Unless a concerted and consistent effort is made to build greater resilience through the establishment of regional value chains, Africa will remain on the periphery of global politics and the global economy. It is thus imperative to build the infrastructure, both soft and hard, for regional cooperation and greater intra-regional trade. These regional value chains must ensure that the continent is able to be more resilient in future crises and is able to reinsert itself into the global economy with a better set of conditions. African countries must also use this on-going conflict, coupled with the experience gained through the pandemic, to evaluate their position in a changing global geopolitical landscape and seek to build a greater degree of strategic autonomy through regional integration, redesigning external partnerships in ways aligned to the continent’s existing development frameworks, which are articulated through the AU’s Agenda 2063 and the regional indicative strategic frameworks adopted by Africa’s regional economic communities. This would eventually have the effect of strengthening Africa’s agency in global politics and building systems that allow the continent to navigate a changing global landscape, seeing the rise of geopolitical conflicts that gravitate against Africa’s development agenda.

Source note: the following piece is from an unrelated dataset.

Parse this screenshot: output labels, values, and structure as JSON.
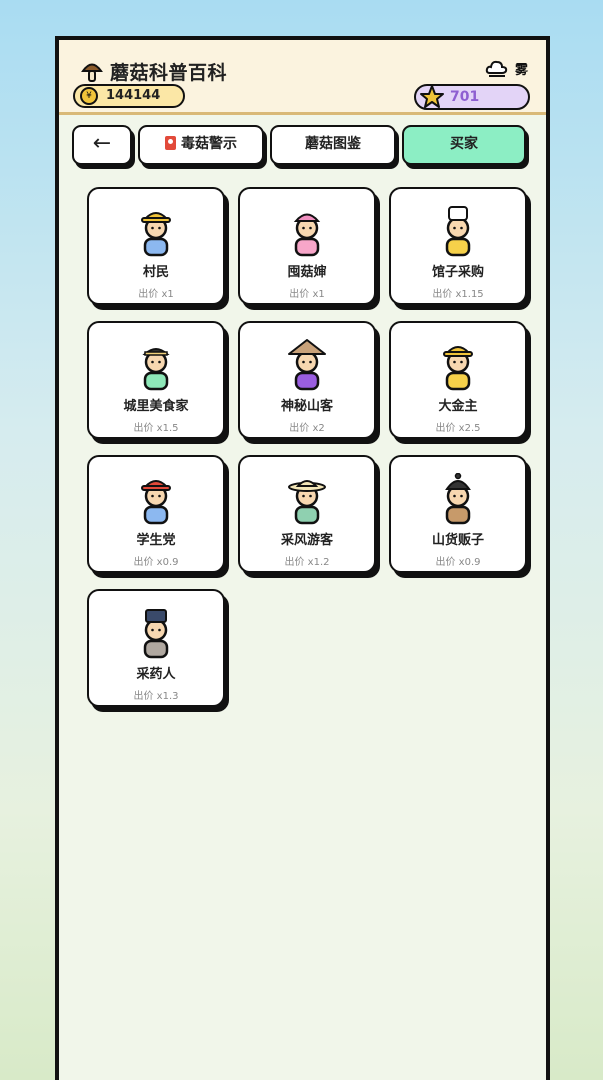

In order to achieve their development goals, African countries will largely seek to not get drawn into taking positions that may backfire against their strategic interests. They will thus seek to work with all external actors wanting to forge ties with the continent, and Russia and its African partners will need to build on their comparative advantages. As an agricultural power, Russia could identify opportunities to boost Africa’s own production and enhance its food security. This would position Russia as a strategic partner in the pursuit of Africa’s green revolution and efforts to build a greater degree of resilience on the continent. Given its footprint in the mining sector, Russia could also work with African counterparts in the mining of potash in order to reduce input costs of African farmers due to rising fertiliser prices. Given the security and energy situation on the continent, the demand for Russian arms will likely remain constant while opportunities will remain in the energy sector. However, Russia will also need to identify opportunities to set up joint ventures in agriculture, mining, energy, and even in weapons manufacturing in order to go beyond trade and thus set up manufacturing activities closer to their markets on the continent. This can also be adapted to other regions of the global South and build on recent BRICS resolutions to enhance efforts to transact in local currencies where this is deemed feasible.